According to a Facebook post from the Russian LGBT Network, the activists included Anastasiya Smirnova, Aleksandra Semenova, and a pregnant woman. All four activists were taken to the 16th precinct police department, where they were reportedly released around 9 a.m. Pacific today. The activists were charged with "participation in an illegal public assembly," according to a post on Smirnova's Facebook page. While she was still detained, Smirnova managed to post a poignant question on Facebook: "Detention for a photo with a banner — isn't it an amazing way to celebrate the Opening of the Games? #CheersToSochi," she wrote.
Just hours later, as many as 10 LGBT activists were arrested in Moscow's Red Square as they sang the Russian national anthem and waved rainbow and Russian flags.
According to Russian journalist and AP photographer Yury Gavrikov, those arrested included Elena Kostyuchenko, Anna Annenkov, Gleb Latnik, Rèjda Lynn Nicks, Nèmeni Olga Mazurova, Taya Polyakova, another Russian woman and two Swedish women. All those arrested were taken to the Moscow police station.
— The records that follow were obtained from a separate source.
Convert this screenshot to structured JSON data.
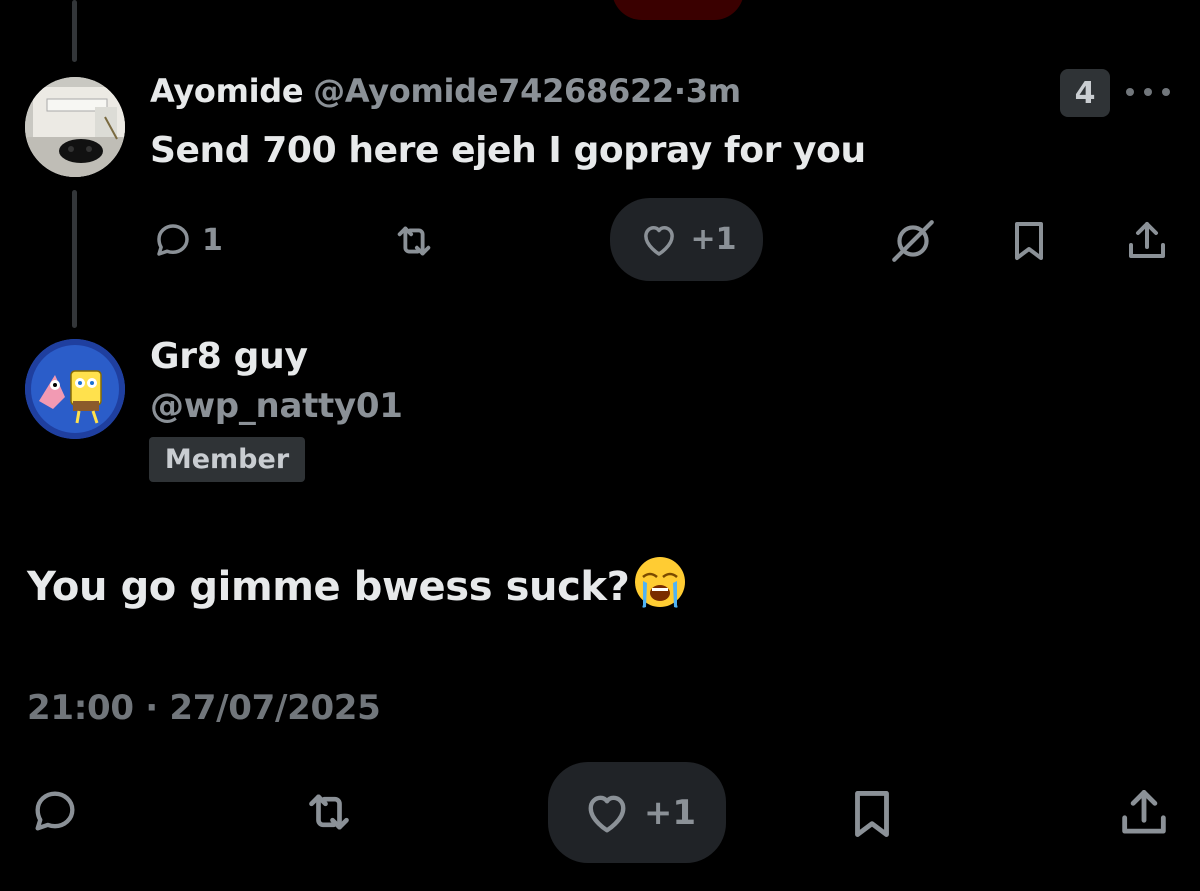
{
  "reply": {
    "name": "Ayomide",
    "handle": "@Ayomide74268622",
    "separator": "·",
    "time": "3m",
    "text": "Send 700 here ejeh I gopray for you",
    "badge_count": "4",
    "actions": {
      "comment_count": "1",
      "like_label": "+1"
    },
    "icons": [
      "comment-icon",
      "retweet-icon",
      "heart-icon",
      "grok-icon",
      "bookmark-icon",
      "share-icon",
      "more-icon"
    ]
  },
  "post": {
    "name": "Gr8 guy",
    "handle": "@wp_natty01",
    "member_label": "Member",
    "text": "You go gimme bwess suck?",
    "emoji": "loudly-crying-face",
    "timestamp": "21:00 · 27/07/2025",
    "actions": {
      "like_label": "+1"
    },
    "icons": [
      "comment-icon",
      "retweet-icon",
      "heart-icon",
      "bookmark-icon",
      "share-icon"
    ]
  },
  "colors": {
    "background": "#000000",
    "text_primary": "#e7e9ea",
    "text_secondary": "#8b9197",
    "badge_bg": "#2f3336",
    "pill_bg": "#202327"
  }
}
Gavrikov posted this video of the activists being detained as they sang the Russian National Anthem, apparently filmed by LGBT site Grani.ru:
But while Russian police are often suspiciously quick to arrest LGBT demonstrators, they reportedly left an antigay demonstration in Sochi carry on uninterrupted. Sports Illustrated posted video of the small demonstration, noting that its staffers stumbled across the protest outside the Sochi train station. The picketers held signs in Russian and English, including a classic that LGBT Americans are likely familiar with seeing at Pride celebrations, declaring that "Homo Sex Is Sin." Watch a brief video of the antigay rally in Sochi below:
As SI notes, the demonstration in Sochi appears to violate the ban on demonstrations in the Olympic host city issued by President Vladimir Putin last year. The Kremlin and the International Olympic Committee did backtrack on the blanket ban on demonstrations slightly last month, when IOC president Thomas Bach announced that a special "protest zone" would be set up for those wishing to demonstrate in the neighboring town of Khosta, approximately seven miles from the arenas in Olympic Park. Even those demonstrations in the designated zone, however, must be approved by the government and reportedly cannot pertain directly to the Olympics.